The answer should consist of each line below that contains the word "Days".

### RECORDS TO USE ###

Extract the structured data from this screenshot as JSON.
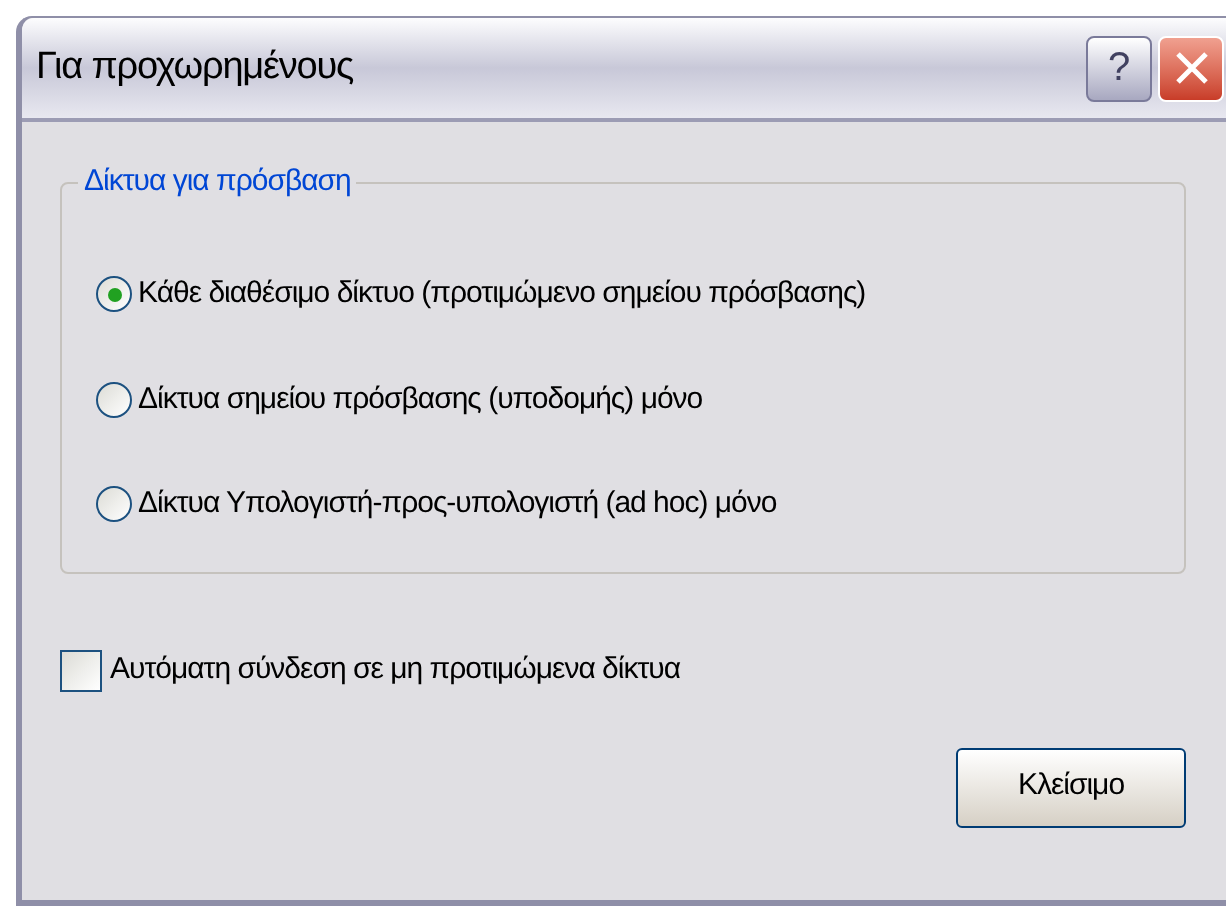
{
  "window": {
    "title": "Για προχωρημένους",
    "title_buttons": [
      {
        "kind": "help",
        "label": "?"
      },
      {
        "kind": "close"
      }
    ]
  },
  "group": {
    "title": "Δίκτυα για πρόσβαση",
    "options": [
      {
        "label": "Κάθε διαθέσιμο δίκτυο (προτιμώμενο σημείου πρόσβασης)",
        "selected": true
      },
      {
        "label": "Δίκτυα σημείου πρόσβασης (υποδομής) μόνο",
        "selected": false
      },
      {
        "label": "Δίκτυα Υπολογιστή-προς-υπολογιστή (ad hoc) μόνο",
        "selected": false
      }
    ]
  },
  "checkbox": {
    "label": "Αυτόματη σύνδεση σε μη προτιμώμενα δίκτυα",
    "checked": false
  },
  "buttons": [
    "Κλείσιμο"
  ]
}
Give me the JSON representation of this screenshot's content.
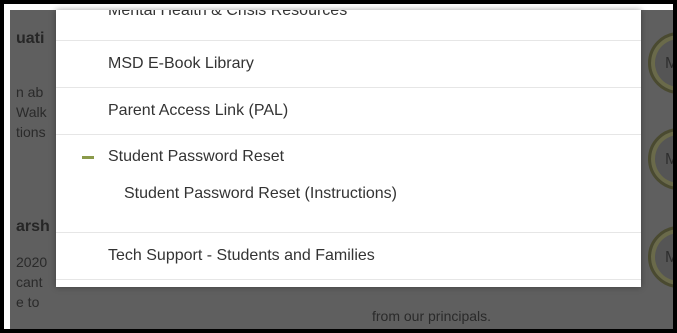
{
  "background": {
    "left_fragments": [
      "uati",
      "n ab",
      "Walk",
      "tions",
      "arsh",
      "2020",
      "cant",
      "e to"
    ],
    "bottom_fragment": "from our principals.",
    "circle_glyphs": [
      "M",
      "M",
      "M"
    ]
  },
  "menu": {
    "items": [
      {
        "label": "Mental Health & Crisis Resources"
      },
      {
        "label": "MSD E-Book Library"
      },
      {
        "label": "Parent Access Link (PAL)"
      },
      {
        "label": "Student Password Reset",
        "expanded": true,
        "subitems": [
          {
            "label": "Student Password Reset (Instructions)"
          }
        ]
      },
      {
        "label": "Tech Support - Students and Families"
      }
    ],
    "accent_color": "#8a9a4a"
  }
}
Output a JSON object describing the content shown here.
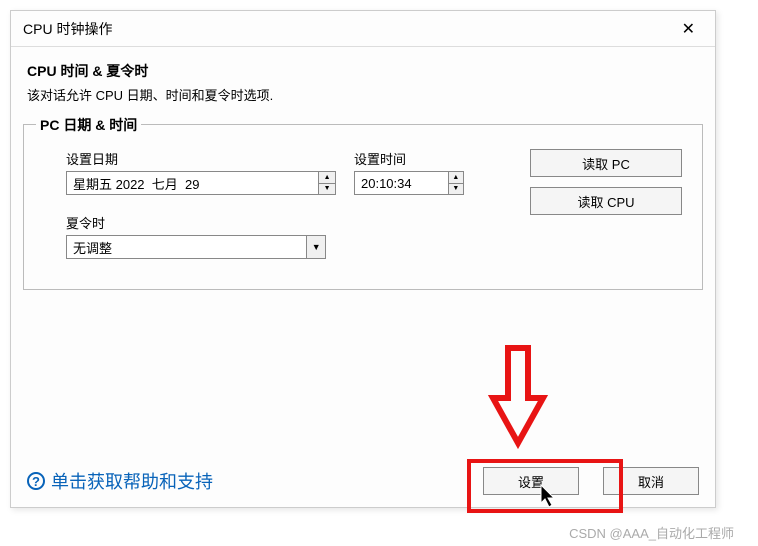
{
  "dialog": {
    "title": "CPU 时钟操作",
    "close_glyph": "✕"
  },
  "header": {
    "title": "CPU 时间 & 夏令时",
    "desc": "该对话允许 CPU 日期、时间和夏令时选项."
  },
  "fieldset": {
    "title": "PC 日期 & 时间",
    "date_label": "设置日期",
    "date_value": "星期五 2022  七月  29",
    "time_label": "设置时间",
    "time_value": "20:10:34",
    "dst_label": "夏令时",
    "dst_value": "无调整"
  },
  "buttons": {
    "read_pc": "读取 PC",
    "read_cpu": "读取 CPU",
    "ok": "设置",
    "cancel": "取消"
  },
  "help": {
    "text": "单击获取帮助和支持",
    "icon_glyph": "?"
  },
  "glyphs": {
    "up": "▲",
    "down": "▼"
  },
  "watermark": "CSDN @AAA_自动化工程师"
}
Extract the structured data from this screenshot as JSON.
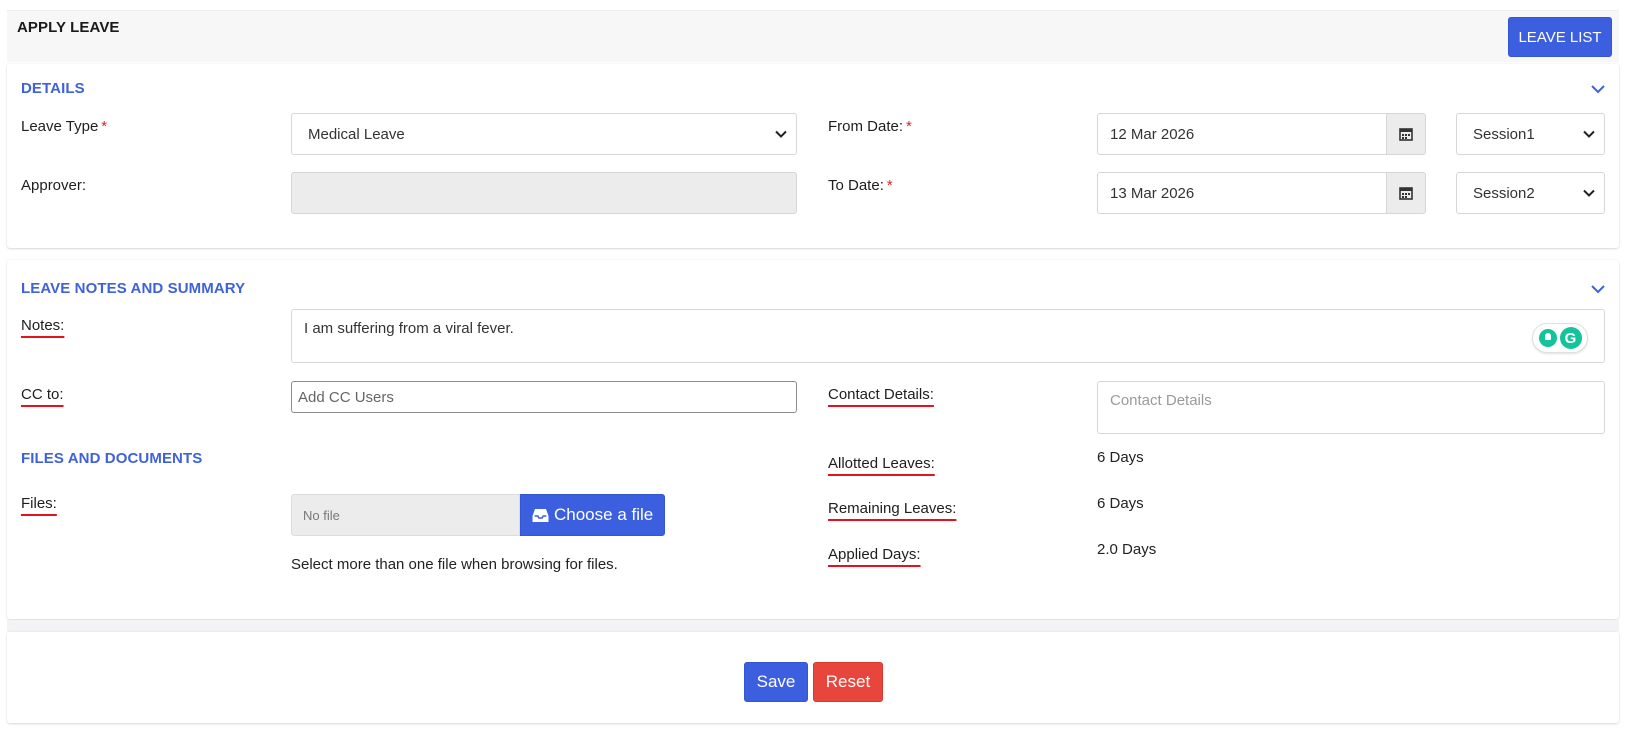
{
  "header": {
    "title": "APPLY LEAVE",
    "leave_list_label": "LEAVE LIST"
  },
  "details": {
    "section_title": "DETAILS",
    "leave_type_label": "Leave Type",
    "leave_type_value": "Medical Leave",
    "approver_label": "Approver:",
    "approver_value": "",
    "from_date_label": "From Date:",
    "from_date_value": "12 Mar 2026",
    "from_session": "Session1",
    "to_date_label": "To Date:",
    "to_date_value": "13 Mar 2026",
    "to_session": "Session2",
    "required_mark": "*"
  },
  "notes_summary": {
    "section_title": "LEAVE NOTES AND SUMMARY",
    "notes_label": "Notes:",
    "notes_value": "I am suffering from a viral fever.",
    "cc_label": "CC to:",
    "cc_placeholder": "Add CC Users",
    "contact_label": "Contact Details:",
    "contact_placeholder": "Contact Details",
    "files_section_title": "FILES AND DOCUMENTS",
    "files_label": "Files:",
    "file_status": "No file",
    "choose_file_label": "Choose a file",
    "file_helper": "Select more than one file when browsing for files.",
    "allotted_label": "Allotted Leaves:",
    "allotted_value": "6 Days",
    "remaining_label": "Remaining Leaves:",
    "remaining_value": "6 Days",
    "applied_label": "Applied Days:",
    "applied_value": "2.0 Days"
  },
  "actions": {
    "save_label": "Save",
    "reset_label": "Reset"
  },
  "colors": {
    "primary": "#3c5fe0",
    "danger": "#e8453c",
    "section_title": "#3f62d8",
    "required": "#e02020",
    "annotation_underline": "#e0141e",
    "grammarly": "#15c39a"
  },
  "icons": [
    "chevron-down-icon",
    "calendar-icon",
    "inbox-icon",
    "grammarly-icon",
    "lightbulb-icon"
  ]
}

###

REPLY TO THE TASK:
    "allotted_value": "6 Days",
    "remaining_value": "6 Days",
    "applied_label": "Applied Days:",
    "applied_value": "2.0 Days"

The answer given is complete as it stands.